How to complete this task: For each line in the data that includes "figure", make a copy.

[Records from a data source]
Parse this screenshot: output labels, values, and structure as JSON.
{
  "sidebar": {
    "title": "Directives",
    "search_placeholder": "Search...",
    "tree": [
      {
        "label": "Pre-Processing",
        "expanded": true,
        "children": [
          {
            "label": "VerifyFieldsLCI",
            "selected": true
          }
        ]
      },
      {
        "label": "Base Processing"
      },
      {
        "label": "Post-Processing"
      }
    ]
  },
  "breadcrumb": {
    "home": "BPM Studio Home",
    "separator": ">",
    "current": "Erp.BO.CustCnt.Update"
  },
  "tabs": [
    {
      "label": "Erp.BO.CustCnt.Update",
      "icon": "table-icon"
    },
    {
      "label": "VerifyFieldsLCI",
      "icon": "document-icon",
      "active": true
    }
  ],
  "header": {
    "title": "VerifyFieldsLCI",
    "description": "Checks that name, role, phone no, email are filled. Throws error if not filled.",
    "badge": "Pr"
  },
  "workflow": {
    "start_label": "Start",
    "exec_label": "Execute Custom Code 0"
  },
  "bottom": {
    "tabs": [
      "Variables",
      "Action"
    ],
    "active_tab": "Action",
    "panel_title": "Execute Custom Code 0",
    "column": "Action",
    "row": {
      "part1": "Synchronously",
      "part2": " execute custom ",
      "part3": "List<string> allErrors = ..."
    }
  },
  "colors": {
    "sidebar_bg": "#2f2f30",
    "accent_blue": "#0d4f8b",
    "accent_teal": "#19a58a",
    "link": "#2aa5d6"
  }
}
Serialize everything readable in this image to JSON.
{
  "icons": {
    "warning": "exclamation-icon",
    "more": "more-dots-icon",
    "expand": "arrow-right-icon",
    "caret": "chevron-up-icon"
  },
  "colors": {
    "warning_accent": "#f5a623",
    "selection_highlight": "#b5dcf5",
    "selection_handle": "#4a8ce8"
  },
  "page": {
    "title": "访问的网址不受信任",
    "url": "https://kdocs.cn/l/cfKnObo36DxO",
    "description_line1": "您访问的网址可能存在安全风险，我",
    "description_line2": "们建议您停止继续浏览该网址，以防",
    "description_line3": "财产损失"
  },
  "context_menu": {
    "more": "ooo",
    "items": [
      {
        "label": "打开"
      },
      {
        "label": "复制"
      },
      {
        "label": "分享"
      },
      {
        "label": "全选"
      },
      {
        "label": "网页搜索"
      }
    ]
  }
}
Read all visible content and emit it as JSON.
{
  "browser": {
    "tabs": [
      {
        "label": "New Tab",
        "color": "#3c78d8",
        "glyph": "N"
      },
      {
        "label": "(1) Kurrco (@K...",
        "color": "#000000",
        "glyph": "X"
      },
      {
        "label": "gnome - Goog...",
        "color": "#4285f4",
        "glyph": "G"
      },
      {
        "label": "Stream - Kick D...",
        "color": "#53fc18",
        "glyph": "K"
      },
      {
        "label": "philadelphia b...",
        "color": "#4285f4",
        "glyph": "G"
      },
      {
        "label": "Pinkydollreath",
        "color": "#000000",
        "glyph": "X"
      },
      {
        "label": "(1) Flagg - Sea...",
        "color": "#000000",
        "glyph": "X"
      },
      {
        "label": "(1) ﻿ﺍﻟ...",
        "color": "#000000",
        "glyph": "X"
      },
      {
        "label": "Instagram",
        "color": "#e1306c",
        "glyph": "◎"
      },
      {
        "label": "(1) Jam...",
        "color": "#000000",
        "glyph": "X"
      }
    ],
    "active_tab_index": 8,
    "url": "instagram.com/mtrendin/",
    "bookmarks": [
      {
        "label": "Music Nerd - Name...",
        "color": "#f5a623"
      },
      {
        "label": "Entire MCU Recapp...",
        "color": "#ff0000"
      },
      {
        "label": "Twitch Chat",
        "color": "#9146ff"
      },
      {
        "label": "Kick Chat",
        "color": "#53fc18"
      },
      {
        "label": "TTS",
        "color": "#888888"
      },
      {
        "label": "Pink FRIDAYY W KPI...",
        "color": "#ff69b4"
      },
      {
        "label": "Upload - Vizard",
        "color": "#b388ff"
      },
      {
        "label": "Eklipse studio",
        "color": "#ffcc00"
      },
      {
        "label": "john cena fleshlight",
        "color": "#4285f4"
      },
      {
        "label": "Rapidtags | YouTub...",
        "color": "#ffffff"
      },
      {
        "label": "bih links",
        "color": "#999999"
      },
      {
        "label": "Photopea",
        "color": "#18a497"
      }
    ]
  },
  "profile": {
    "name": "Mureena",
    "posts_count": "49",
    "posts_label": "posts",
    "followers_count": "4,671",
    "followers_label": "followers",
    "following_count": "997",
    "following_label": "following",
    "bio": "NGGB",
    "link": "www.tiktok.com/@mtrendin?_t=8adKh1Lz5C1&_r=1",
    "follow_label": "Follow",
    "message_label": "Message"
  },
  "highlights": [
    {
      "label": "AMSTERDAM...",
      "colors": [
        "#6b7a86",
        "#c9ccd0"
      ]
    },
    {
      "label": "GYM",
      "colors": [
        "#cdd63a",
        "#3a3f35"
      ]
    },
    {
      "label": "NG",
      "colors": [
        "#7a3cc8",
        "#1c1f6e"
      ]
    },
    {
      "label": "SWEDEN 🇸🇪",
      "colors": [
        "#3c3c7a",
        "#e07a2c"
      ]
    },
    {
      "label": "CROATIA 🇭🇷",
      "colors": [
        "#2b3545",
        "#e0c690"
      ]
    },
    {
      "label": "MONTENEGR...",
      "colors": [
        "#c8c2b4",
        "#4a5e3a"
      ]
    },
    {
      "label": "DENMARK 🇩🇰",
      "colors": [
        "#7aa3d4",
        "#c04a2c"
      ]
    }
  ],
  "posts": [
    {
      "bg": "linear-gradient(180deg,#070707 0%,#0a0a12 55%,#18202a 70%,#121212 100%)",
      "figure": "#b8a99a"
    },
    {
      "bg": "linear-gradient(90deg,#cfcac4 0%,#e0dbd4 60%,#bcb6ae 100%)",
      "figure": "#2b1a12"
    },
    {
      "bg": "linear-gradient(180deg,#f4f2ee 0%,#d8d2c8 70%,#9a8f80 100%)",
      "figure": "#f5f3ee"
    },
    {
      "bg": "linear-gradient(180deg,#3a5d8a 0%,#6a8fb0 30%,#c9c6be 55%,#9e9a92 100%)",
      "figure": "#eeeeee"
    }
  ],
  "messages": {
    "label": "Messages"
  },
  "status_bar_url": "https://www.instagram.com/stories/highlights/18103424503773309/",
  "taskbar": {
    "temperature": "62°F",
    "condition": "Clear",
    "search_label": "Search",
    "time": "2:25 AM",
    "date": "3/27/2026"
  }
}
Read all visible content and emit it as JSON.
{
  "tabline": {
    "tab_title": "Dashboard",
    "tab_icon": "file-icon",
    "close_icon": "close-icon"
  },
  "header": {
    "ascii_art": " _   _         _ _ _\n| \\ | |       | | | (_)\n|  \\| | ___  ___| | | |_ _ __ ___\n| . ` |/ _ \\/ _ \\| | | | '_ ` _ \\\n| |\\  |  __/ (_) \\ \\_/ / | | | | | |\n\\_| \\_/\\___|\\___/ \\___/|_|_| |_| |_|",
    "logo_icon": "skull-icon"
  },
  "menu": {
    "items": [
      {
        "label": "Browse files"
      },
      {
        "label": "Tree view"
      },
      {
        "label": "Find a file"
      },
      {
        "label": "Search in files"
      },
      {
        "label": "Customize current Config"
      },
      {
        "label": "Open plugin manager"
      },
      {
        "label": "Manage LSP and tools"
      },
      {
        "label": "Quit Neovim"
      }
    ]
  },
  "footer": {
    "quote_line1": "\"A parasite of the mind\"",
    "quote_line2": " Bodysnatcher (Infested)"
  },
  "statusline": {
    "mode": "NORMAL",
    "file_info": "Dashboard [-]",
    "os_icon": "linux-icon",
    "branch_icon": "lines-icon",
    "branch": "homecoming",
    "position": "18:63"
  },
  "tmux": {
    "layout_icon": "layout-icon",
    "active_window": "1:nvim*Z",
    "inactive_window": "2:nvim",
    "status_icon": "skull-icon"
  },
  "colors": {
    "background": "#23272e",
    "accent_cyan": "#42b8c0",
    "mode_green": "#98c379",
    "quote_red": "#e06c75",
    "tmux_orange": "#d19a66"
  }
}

Result of the exercise:
      "figure": "#b8a99a"
      "figure": "#2b1a12"
      "figure": "#f5f3ee"
      "figure": "#eeeeee"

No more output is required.